Don’t get me wrong. I enjoy finished products and plans. I enjoy the reward they bring, to me and others. I just also get reward from the doing, and don’t think every endeavor needs to be a finished project, or necessarily have an end goal as such. I’m taking the online art course because I enjoy the process. Will there be a finished project to share? Who knows. Certainly my trip planning has a specific end goal. If I get to Santa Fe and decide to go an entirely different way in terms of spending my time, I’ll not be upset or bothered. I’m writing the book because I like to write-it may get published, but if not, the writing will have had it’s own merit for me.
Recently I’ve had two instances where I had a wonderful time in the creation process, but there was no end result. In the first case, I altered a recipe. I enjoyed playing with the ingredients. The end result was, well, not what I was looking for. I don’t consider this a fail-but rather part of the process.

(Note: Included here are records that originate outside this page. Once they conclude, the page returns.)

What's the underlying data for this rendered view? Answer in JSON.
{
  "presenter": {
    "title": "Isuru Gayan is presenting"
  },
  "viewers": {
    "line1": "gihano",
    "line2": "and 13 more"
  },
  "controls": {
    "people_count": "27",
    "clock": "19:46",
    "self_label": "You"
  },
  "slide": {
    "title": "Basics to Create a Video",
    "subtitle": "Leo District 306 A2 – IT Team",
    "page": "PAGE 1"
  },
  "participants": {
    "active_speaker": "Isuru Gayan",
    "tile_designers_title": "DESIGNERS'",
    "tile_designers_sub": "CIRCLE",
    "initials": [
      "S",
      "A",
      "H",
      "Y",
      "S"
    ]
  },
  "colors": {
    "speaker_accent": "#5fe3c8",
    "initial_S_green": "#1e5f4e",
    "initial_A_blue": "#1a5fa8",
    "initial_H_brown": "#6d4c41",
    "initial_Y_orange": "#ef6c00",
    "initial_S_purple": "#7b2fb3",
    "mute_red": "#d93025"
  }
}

I’ve also begun encaustic painting (painting with wax). So far I’ve done absolutely nothing but put colors and wax mixes on paper-which has eventually been recycled. This is okay.

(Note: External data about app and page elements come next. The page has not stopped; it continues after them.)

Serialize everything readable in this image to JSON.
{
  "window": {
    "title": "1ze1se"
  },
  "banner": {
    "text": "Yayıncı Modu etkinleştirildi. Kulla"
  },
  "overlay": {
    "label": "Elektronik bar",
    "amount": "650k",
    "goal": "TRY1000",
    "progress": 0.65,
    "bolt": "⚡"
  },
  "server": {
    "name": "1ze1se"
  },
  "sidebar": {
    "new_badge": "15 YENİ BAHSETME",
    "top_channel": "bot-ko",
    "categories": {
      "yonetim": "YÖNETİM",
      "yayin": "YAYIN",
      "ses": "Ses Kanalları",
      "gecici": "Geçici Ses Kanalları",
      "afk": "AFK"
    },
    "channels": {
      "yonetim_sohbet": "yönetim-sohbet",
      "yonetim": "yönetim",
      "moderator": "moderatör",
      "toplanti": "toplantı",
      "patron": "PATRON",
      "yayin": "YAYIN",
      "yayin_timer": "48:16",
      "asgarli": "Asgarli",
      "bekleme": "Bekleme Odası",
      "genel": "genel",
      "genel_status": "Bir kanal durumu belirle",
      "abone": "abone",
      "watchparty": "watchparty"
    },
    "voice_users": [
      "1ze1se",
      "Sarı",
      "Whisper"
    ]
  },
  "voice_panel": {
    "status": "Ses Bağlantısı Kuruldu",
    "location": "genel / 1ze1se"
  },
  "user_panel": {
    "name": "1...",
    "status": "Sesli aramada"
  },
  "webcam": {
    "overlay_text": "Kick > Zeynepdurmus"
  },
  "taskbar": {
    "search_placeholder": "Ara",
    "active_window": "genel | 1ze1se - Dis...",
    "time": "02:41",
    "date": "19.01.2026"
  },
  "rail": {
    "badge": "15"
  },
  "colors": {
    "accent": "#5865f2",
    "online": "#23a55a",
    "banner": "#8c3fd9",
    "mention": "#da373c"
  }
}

I love a sense of completion. I don’t expect everything I do to end up as a product or plan or be part of a product or plan. If that were true, I would never just draw to draw, walk to walk, or experiment with new products or hobbies. Life is meant to be experiential, experimental, playful, relaxed and enjoyable. Sometimes structure or a goal is part of that process, and sometimes it isn’t.
And on that note, I’m about to take a stroll. Not because it’s healthy, not so that I can get my heart rate up, not so that I can challenge myself, but just because a little walk sounds good. Right now.
Enjoying the process of living richly in retirement is possible if you have put your plans and goals into action. The only thing that can hold you down is trying to do everything at once. So, break it down into steps and execute them one by one.
By doing so, you’ll ensure that nothing goes wrong while enjoying your retired life! Leave a comment if there are any other tips you want us to share with our audience too!
Frequently Asked Questions
What phase of retirement are people most satisfied?
The final phase of retirement is characterised by feelings of contentment, optimism, and happiness about retirement and your new life. You might discover that you’ve gotten used to your new routine and way of life, are engaging in activities you love and find fulfilling, and are generally relishing your life thanks to your fresh sense of identity and purpose.
What makes people happiest in retirement?
Due to the availability of Social Security and private pension benefits that give them income after retirement, older persons in particular could feel more content. Pensions sometimes make up a sizable portion of retirees’ retirement income.
What factors will affect your satisfaction with retirement?
According to some studies, factors that affect retirement satisfaction include gender index, life satisfaction, quality of life, social factors, family and marital relationships, and financial resources. Among other things, life satisfaction and quality of life (QOL) may have an impact on retirement satisfaction.